Coleman’s radical, uncompromising approach to his art has made him a hero to generations of avantgarde artists, from jazzers to punks and thrash metallers alike. Artists who have cited Coleman as an influence and inspiration range from John Coltrane, John Zorn and Pat Metheny to Leonard Bernstein, Frank Zappa, Mike Patton, Patti Smith, Yo La Tengo, Sonic Youth, Spiritualized and Lou Reed, who said of Ornette “When you talk about someone speaking through their instrument, that’s Ornette. He changed everything. I just learn from him.”
ORNETTE COLEMAN, the 16th Director of Southbank Centre’s Meltdown, said: "I hope this festival will leave us with a lot of love for all mankind. We will use this time to gather together and create things that we love and believe in."
GLENN MAX, Producer of Contemporary Culture Southbank Centre, said: "Throughout his entire career, Ornette has always maintained that music is music. It’s not jazz, or rock, or classical. It’s just music. It’s a belief that we share and have demonstrated in sixteen years of Meltdown festivals. His impact on artists transcends genres and art forms and is testament to a persistence of vision and an enduring dedication to self-expression, no matter how idiosyncratic. In an era too often typified by the slavish aping of trends, these are qualities that are increasingly rare.
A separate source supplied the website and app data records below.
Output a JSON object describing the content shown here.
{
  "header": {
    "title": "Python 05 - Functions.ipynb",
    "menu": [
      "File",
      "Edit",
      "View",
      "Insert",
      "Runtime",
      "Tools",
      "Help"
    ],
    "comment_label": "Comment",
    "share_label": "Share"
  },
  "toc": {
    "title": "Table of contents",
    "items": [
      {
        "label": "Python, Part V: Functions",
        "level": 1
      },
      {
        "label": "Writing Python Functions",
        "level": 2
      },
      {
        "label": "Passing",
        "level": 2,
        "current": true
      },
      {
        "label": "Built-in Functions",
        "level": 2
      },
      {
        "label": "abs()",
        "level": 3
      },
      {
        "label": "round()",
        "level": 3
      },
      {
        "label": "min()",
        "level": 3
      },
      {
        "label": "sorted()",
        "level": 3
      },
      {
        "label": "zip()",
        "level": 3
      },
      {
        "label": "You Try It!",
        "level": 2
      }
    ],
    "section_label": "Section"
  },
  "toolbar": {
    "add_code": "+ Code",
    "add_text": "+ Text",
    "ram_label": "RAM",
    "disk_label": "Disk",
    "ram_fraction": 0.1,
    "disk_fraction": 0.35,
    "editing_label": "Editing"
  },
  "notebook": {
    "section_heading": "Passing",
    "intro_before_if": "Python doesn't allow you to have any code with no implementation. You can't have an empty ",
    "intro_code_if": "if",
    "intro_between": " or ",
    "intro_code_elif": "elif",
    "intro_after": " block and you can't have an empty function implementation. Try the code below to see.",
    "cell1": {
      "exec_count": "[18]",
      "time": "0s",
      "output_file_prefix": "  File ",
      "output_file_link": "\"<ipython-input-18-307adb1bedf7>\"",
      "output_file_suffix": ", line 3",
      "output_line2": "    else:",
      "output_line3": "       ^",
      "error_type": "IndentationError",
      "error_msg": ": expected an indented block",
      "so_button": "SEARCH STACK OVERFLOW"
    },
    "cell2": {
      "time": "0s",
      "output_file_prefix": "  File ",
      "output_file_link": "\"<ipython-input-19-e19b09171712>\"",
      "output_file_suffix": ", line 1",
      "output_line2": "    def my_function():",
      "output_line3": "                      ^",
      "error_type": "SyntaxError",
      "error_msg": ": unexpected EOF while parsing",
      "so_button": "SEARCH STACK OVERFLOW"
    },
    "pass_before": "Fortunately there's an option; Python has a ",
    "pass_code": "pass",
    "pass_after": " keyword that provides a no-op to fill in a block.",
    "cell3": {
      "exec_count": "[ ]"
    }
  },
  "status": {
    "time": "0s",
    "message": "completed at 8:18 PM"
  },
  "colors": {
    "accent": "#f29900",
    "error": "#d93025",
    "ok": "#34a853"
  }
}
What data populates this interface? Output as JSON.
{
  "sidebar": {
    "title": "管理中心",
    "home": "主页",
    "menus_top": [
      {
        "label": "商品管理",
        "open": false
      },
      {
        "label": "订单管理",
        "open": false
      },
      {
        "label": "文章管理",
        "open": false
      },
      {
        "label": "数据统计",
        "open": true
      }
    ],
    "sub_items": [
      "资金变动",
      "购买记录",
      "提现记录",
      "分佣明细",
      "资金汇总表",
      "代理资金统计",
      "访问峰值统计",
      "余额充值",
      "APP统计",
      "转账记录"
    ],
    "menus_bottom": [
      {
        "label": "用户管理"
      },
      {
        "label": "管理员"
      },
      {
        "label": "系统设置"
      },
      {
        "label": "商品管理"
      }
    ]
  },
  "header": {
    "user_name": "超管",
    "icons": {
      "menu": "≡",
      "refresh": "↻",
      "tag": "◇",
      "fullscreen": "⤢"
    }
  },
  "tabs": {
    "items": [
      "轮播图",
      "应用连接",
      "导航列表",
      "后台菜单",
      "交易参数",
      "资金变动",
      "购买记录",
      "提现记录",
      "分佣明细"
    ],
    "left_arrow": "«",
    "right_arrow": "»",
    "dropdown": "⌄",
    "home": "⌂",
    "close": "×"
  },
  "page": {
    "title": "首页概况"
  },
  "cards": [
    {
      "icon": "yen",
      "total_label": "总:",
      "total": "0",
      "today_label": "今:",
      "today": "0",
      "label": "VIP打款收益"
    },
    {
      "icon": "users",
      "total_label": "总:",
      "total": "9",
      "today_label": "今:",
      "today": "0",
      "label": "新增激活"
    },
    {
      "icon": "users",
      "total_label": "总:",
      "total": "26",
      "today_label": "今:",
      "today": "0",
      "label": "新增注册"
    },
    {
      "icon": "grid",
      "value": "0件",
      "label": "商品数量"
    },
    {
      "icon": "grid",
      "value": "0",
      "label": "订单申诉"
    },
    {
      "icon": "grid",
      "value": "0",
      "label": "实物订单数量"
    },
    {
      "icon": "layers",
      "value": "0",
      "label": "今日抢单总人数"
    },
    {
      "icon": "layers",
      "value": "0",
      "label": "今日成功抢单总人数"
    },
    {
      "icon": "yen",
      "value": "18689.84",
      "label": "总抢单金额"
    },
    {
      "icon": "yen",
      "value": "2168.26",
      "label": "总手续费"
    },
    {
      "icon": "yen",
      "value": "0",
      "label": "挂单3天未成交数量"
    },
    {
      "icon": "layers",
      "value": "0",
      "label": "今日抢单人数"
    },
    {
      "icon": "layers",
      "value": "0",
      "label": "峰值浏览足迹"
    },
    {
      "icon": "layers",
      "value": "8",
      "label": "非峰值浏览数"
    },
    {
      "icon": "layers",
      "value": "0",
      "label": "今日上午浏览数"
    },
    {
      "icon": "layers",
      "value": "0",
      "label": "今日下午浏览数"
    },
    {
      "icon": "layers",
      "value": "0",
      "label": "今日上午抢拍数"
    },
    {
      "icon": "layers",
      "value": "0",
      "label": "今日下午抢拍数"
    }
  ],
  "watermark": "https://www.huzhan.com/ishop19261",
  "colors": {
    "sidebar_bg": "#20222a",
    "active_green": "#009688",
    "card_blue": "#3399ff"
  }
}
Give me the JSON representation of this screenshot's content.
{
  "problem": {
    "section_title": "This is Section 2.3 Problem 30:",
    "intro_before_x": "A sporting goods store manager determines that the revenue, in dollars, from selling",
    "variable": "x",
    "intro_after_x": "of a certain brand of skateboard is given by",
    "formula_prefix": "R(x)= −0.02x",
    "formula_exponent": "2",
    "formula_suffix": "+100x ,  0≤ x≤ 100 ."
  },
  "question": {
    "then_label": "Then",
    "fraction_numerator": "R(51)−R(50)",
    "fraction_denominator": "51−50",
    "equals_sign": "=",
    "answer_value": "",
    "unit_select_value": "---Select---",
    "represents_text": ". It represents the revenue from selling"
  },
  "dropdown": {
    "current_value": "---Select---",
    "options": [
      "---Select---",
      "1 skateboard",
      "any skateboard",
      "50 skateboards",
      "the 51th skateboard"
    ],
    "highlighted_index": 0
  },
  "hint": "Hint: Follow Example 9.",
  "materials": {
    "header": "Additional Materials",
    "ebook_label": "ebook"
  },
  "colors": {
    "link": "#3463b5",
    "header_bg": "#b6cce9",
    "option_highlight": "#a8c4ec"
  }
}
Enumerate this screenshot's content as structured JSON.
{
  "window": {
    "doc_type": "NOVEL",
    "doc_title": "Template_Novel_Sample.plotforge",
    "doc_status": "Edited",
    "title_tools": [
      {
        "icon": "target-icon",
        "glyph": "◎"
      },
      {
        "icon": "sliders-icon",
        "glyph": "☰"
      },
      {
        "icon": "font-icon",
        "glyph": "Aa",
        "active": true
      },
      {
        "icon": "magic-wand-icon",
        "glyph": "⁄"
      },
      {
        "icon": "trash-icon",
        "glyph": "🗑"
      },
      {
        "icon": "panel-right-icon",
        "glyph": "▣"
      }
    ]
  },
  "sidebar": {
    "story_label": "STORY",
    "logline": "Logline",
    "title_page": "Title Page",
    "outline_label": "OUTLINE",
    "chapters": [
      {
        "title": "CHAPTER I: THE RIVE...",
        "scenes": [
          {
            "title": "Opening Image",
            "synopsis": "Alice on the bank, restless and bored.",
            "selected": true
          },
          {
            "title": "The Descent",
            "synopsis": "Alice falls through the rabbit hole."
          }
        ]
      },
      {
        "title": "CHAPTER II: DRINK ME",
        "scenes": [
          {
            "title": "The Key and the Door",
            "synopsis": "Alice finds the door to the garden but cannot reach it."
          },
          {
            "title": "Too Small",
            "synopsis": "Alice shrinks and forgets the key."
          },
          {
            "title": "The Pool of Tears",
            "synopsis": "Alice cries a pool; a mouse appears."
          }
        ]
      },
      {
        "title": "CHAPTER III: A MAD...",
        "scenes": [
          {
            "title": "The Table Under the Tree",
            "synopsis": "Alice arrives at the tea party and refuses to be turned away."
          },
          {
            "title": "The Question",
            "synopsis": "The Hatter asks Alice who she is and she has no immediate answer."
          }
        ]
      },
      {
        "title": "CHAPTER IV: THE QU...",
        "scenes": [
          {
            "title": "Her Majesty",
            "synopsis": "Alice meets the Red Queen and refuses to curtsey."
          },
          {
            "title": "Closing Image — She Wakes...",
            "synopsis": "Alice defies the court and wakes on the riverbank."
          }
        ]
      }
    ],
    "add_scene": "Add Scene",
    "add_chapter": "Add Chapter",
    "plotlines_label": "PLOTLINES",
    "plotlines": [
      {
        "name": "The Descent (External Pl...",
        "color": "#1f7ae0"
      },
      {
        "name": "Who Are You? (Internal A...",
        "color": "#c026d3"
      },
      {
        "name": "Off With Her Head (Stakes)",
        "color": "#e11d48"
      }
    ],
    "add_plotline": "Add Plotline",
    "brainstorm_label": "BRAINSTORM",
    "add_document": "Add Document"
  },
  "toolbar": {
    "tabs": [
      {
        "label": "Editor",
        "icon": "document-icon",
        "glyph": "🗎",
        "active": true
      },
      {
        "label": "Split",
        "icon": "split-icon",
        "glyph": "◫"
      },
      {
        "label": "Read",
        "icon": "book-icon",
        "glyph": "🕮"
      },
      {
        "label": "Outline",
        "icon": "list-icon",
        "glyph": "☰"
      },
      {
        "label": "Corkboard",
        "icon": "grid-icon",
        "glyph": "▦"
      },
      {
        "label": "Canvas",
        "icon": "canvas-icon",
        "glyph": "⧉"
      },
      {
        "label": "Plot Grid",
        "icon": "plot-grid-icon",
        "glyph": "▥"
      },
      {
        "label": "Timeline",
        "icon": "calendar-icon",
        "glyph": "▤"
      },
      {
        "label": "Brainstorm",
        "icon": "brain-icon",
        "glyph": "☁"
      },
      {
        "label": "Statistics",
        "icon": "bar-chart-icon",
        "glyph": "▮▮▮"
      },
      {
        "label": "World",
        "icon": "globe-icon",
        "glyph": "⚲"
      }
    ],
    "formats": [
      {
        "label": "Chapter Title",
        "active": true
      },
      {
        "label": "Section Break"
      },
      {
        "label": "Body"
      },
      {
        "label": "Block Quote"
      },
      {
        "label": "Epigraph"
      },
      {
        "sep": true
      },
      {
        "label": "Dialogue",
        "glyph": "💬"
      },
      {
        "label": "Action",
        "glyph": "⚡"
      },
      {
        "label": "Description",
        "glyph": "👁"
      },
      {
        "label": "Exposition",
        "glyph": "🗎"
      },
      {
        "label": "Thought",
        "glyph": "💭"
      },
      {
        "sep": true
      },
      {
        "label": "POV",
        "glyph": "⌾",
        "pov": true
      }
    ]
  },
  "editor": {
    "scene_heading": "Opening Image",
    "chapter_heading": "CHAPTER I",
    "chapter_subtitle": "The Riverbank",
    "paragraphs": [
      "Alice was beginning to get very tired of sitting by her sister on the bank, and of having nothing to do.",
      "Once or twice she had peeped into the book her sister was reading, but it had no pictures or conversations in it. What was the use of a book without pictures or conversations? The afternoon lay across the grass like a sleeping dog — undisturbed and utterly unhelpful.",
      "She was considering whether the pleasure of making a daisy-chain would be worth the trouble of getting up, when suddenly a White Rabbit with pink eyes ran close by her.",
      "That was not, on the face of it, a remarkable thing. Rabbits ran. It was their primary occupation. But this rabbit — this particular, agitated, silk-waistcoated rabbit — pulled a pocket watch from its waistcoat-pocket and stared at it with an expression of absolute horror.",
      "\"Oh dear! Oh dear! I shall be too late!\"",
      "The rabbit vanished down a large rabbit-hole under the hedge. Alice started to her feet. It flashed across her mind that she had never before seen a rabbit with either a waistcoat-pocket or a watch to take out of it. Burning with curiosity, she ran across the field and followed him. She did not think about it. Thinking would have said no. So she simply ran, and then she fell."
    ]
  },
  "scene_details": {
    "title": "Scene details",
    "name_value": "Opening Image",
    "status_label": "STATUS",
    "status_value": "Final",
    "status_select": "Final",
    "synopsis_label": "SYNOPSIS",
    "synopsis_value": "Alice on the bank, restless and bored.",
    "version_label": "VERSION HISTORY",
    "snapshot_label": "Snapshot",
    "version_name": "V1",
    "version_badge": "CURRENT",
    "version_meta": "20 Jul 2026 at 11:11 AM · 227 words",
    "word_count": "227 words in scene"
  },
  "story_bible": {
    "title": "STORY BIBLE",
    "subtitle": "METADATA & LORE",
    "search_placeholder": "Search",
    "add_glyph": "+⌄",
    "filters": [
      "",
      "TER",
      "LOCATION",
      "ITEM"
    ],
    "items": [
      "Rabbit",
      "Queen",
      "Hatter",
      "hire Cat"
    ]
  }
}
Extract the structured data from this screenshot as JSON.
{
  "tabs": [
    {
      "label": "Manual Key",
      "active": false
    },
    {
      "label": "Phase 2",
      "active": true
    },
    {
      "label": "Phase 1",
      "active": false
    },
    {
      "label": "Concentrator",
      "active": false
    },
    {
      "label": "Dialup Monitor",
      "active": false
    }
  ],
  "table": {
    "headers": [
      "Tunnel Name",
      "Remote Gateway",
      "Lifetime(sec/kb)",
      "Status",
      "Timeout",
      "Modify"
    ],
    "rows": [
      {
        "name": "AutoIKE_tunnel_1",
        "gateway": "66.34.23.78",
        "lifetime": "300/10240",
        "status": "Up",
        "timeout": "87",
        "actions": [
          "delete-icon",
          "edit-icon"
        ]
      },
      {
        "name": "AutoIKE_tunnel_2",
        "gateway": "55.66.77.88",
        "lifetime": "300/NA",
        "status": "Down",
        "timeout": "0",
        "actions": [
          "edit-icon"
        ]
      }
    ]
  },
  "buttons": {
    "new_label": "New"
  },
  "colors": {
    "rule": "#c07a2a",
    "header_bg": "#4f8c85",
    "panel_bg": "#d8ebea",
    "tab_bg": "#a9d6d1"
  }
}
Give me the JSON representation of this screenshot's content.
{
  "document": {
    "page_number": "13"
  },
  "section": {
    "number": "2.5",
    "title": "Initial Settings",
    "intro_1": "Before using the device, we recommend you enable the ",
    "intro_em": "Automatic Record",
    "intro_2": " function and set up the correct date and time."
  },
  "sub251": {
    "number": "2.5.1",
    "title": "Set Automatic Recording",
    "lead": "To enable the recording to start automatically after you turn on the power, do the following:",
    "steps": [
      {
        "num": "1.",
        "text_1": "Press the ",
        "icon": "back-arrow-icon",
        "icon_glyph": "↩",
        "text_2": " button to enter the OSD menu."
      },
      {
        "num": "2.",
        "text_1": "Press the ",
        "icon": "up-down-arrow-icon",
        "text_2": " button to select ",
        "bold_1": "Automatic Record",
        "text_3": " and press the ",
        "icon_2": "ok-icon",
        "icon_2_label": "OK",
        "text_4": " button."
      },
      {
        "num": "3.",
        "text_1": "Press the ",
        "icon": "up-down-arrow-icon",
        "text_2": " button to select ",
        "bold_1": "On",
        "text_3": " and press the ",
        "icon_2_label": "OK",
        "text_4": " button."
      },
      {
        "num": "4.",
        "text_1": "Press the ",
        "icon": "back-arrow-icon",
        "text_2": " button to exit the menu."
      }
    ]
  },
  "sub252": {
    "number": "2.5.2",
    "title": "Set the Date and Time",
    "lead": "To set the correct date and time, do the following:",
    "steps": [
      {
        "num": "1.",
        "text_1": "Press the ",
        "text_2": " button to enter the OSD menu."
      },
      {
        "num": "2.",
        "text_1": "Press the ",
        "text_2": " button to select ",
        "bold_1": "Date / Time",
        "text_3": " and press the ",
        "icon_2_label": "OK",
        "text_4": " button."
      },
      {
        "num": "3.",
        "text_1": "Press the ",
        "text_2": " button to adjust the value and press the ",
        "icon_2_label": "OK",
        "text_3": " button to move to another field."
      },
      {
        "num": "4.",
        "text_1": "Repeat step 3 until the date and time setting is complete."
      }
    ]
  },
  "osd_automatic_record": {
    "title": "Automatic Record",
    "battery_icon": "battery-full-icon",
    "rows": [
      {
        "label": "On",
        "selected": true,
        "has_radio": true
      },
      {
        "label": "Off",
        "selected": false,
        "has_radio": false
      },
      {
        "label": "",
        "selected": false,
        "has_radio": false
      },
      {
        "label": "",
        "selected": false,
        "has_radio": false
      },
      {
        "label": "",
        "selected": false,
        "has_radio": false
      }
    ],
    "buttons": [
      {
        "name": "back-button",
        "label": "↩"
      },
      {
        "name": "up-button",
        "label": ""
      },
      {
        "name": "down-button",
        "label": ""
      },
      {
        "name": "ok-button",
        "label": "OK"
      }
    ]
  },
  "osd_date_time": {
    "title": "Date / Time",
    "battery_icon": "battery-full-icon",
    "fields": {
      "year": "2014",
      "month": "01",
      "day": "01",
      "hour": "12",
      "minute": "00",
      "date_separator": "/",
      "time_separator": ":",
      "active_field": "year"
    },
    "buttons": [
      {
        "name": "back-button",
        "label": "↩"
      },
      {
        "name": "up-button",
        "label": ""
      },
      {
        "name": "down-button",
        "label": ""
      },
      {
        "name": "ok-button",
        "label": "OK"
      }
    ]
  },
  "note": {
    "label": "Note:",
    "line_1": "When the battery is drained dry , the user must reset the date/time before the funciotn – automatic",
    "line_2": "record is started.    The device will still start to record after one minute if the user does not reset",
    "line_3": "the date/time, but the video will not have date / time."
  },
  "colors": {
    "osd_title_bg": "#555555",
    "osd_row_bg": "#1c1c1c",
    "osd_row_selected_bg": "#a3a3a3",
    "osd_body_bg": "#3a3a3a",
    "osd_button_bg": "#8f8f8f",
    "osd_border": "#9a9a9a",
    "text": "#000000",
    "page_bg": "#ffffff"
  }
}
As one of the few brave visionaries of 20th and 21st-Century thought, it is an honour to celebrate his genius.”
JUDE KELLY, Artistic Director, Southbank Centre, said: "The joy of Southbank Centre's Meltdown festival is that it never fails to offer up surprises, each year taking audiences in unexpected directions. We are delighted that the man who took the world in an entirely unexpected direction in 1959, and who continues to inspire, innovate and surprise fifty years on, has accepted our invitation to create a festival." -- www.southbankcentre.co.uk